MATERIALS PROVIDED Start Marker
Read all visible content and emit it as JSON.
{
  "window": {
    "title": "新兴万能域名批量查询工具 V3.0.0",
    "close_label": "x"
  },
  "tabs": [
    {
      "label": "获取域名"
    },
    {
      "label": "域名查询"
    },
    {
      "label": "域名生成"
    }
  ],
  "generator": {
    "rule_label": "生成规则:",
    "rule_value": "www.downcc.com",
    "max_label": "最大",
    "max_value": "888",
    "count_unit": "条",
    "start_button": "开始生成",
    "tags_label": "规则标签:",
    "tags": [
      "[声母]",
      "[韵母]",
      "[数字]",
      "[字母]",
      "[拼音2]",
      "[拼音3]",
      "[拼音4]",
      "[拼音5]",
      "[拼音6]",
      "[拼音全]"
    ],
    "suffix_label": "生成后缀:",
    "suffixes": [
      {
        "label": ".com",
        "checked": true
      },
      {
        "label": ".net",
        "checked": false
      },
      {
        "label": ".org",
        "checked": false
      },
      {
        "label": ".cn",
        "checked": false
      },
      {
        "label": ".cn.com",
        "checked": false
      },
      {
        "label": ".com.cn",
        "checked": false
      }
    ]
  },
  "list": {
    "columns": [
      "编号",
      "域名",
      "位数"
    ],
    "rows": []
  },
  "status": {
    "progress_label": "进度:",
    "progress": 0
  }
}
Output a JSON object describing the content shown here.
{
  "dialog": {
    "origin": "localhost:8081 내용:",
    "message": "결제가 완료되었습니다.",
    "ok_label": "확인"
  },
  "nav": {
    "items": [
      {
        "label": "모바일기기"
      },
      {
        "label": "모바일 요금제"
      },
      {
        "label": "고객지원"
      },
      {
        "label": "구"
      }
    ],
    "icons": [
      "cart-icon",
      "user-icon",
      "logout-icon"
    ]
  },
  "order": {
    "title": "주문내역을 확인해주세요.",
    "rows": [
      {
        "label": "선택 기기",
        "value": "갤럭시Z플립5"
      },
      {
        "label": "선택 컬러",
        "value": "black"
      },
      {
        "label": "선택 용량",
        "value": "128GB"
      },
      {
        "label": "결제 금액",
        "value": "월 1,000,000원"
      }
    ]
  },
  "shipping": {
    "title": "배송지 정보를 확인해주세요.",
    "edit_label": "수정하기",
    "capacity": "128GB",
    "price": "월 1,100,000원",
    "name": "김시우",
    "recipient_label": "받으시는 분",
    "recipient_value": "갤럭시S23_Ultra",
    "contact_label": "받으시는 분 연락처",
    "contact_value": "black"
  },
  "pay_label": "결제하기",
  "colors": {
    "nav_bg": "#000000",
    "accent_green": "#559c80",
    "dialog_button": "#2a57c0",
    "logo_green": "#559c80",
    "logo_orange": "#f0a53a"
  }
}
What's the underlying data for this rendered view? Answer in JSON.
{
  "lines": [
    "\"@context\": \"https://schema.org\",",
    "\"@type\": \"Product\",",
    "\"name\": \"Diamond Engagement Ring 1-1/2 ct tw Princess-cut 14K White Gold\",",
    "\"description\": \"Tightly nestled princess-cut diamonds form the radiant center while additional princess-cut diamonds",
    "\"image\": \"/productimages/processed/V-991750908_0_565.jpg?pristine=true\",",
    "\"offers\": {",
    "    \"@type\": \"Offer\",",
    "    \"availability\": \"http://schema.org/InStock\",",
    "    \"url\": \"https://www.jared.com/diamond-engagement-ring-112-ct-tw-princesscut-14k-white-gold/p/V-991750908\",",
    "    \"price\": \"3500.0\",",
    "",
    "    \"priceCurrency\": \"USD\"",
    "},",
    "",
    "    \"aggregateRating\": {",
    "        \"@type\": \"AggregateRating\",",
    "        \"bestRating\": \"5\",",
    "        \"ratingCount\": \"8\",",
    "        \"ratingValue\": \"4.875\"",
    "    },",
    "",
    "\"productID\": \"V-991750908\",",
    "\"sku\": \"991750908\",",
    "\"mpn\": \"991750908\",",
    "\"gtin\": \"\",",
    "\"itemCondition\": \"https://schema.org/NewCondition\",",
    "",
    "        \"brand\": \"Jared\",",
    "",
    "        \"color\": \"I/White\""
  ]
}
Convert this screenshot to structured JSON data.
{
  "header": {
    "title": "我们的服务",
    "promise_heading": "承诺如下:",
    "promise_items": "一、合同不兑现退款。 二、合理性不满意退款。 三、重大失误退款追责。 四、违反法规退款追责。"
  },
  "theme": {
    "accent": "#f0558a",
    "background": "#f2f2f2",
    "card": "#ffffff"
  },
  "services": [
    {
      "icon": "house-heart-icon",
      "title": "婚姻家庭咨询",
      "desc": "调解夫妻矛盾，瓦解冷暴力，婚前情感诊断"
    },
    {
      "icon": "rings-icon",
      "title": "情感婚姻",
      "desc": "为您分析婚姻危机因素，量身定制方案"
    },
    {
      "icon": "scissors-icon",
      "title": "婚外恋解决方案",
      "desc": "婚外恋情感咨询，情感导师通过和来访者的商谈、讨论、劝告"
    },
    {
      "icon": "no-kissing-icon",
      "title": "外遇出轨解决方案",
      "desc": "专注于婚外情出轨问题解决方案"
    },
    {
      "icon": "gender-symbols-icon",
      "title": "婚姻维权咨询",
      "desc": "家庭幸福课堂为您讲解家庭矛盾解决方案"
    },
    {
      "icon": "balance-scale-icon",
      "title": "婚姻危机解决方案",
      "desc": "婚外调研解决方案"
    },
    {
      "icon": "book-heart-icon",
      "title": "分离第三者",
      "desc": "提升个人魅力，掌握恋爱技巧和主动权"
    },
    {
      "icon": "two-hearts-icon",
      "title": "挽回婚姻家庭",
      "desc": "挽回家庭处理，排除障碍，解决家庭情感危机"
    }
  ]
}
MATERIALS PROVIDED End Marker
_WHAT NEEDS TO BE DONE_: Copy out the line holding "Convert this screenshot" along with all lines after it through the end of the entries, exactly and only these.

_ANSWER TO THIS EXERCISE_:
Convert this screenshot to structured JSON data.
{
  "header": {
    "title": "我们的服务",
    "promise_heading": "承诺如下:",
    "promise_items": "一、合同不兑现退款。 二、合理性不满意退款。 三、重大失误退款追责。 四、违反法规退款追责。"
  },
  "theme": {
    "accent": "#f0558a",
    "background": "#f2f2f2",
    "card": "#ffffff"
  },
  "services": [
    {
      "icon": "house-heart-icon",
      "title": "婚姻家庭咨询",
      "desc": "调解夫妻矛盾，瓦解冷暴力，婚前情感诊断"
    },
    {
      "icon": "rings-icon",
      "title": "情感婚姻",
      "desc": "为您分析婚姻危机因素，量身定制方案"
    },
    {
      "icon": "scissors-icon",
      "title": "婚外恋解决方案",
      "desc": "婚外恋情感咨询，情感导师通过和来访者的商谈、讨论、劝告"
    },
    {
      "icon": "no-kissing-icon",
      "title": "外遇出轨解决方案",
      "desc": "专注于婚外情出轨问题解决方案"
    },
    {
      "icon": "gender-symbols-icon",
      "title": "婚姻维权咨询",
      "desc": "家庭幸福课堂为您讲解家庭矛盾解决方案"
    },
    {
      "icon": "balance-scale-icon",
      "title": "婚姻危机解决方案",
      "desc": "婚外调研解决方案"
    },
    {
      "icon": "book-heart-icon",
      "title": "分离第三者",
      "desc": "提升个人魅力，掌握恋爱技巧和主动权"
    },
    {
      "icon": "two-hearts-icon",
      "title": "挽回婚姻家庭",
      "desc": "挽回家庭处理，排除障碍，解决家庭情感危机"
    }
  ]
}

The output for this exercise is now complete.